=== PROVIDED RECORDS ===

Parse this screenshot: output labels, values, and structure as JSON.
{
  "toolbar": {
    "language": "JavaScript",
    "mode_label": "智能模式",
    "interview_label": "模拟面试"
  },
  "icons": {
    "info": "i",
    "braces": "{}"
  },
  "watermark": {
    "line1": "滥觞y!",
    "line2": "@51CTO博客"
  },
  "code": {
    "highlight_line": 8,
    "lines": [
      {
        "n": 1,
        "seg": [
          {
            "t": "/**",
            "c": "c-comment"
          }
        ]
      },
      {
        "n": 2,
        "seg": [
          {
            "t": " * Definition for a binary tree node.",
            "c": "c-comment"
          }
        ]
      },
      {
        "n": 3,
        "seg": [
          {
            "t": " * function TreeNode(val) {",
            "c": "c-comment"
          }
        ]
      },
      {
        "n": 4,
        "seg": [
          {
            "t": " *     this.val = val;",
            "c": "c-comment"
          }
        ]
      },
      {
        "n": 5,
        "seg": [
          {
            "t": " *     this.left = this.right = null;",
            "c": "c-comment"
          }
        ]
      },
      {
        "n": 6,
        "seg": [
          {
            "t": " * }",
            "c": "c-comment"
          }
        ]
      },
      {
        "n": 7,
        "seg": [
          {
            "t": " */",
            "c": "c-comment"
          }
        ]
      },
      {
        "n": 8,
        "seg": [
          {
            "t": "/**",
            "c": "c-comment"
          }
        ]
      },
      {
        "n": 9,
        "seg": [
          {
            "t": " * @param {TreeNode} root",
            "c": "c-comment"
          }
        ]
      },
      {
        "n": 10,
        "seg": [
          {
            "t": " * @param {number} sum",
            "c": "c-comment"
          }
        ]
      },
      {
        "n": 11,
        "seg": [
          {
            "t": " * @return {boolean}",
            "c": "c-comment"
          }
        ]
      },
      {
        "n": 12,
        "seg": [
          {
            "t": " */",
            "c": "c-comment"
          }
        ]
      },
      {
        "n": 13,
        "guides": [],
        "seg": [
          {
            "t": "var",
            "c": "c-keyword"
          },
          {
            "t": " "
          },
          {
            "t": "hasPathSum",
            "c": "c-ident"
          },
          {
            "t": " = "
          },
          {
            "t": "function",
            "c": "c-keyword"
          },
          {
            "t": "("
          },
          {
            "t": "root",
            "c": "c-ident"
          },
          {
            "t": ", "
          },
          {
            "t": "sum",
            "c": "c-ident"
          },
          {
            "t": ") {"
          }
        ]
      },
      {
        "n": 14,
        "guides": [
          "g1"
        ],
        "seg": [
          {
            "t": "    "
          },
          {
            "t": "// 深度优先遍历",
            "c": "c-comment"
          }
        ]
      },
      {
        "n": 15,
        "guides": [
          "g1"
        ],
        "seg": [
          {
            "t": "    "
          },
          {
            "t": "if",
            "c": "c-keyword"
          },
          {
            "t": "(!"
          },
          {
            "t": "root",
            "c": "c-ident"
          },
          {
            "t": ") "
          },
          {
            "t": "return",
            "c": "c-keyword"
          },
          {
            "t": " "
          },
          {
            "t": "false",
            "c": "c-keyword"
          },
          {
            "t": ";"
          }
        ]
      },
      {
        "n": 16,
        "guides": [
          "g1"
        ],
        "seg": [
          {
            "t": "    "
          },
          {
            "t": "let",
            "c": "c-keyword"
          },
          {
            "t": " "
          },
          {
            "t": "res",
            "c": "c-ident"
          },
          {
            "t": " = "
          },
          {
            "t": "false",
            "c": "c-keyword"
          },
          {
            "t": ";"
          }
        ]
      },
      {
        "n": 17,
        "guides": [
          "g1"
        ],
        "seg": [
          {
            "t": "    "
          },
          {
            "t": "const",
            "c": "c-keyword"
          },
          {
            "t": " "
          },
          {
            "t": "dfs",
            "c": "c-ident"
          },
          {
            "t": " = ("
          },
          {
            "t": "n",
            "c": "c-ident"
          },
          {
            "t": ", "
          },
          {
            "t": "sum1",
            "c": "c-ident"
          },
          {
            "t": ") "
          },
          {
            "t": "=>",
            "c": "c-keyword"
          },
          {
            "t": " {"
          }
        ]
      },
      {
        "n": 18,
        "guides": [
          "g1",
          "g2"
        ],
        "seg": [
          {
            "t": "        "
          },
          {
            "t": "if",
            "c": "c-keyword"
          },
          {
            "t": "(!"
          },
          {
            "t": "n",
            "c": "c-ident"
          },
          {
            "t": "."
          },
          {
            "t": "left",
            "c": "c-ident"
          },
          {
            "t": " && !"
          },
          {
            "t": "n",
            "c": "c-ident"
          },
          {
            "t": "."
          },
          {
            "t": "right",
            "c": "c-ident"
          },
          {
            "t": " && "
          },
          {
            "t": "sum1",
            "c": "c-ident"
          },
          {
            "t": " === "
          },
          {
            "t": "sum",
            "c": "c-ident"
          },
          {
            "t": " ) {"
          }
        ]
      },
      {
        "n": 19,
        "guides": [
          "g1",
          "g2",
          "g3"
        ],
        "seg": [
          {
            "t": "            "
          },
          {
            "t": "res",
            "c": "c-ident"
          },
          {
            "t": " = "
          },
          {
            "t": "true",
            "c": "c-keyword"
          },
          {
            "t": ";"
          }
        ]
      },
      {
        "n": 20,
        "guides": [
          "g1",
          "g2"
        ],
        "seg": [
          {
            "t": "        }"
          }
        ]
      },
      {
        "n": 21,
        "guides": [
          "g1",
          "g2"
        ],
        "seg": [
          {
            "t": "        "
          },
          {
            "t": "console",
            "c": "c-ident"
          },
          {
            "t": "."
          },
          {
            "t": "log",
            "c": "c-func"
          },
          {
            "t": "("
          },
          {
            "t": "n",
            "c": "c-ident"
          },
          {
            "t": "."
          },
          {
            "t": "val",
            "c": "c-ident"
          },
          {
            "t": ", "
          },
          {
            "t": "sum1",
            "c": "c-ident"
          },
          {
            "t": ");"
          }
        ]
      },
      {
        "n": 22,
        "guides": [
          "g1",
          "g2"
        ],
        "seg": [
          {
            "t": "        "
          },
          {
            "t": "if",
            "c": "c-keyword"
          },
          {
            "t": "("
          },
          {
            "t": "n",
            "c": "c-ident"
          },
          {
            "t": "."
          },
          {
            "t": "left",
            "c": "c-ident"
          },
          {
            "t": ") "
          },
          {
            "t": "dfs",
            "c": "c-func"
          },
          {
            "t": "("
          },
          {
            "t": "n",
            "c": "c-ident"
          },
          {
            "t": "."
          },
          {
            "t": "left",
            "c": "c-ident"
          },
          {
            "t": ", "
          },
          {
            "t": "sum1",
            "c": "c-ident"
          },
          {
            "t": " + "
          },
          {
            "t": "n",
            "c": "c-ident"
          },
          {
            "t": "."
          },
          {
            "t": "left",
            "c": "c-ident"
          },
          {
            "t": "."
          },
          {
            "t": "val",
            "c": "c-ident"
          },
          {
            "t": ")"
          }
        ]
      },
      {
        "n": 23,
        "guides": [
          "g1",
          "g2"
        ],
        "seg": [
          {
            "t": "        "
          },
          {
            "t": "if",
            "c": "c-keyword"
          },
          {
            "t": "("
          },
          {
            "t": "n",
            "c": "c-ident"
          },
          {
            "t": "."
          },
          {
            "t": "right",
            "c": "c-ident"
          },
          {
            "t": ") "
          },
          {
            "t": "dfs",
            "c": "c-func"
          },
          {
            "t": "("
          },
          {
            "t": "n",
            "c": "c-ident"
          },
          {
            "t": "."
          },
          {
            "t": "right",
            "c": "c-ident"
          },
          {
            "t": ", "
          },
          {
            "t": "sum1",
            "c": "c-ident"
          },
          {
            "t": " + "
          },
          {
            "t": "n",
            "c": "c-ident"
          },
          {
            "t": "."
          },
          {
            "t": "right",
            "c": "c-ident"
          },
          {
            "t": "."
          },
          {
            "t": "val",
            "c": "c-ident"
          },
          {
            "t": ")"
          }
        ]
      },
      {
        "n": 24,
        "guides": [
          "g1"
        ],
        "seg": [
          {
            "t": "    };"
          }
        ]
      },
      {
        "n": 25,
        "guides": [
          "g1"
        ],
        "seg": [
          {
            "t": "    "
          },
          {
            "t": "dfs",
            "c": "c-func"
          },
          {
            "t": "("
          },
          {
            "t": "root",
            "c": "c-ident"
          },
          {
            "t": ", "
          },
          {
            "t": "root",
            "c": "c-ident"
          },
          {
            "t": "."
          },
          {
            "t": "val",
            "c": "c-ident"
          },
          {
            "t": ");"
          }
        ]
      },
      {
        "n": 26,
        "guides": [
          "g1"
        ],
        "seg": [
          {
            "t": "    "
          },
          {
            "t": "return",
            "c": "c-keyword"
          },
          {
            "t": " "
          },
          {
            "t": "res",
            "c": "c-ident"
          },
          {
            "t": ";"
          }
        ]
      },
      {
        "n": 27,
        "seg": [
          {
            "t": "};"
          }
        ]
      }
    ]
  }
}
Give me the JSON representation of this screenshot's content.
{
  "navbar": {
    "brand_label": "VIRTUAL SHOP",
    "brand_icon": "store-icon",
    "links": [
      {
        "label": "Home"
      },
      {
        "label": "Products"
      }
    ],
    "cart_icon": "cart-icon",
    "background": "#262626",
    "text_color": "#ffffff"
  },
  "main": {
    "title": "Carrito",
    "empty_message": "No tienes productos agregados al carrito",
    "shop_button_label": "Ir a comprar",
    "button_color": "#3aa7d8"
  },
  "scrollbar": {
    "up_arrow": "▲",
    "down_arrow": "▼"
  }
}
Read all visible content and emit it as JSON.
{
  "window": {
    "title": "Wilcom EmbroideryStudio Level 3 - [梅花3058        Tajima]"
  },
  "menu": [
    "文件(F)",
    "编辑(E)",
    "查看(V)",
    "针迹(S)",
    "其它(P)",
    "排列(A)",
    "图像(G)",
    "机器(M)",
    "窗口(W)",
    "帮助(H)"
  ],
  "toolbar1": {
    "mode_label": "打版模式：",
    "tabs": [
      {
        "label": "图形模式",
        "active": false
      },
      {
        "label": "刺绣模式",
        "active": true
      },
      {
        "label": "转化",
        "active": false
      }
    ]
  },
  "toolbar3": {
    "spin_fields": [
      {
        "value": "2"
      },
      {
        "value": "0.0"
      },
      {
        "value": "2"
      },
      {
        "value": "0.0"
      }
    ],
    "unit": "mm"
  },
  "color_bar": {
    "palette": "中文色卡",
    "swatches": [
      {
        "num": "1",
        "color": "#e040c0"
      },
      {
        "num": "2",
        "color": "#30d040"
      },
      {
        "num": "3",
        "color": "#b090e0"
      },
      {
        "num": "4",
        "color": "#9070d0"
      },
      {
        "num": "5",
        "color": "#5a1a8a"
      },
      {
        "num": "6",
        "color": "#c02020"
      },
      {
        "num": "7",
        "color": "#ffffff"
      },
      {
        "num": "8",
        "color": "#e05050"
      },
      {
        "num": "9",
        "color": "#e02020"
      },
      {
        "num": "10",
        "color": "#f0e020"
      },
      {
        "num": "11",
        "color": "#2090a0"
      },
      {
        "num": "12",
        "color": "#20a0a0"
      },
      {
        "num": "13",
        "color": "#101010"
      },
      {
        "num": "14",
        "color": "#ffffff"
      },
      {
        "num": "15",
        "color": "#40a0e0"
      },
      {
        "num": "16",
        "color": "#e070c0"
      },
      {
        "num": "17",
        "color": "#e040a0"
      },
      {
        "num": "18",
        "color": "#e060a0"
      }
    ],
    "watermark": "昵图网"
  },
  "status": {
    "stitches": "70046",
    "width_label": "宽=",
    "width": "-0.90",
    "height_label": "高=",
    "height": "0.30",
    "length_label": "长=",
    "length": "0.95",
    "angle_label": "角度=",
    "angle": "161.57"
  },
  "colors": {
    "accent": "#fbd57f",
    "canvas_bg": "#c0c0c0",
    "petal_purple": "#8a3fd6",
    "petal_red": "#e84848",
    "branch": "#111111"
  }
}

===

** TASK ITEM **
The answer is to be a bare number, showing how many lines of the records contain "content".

** SOLUTION **
2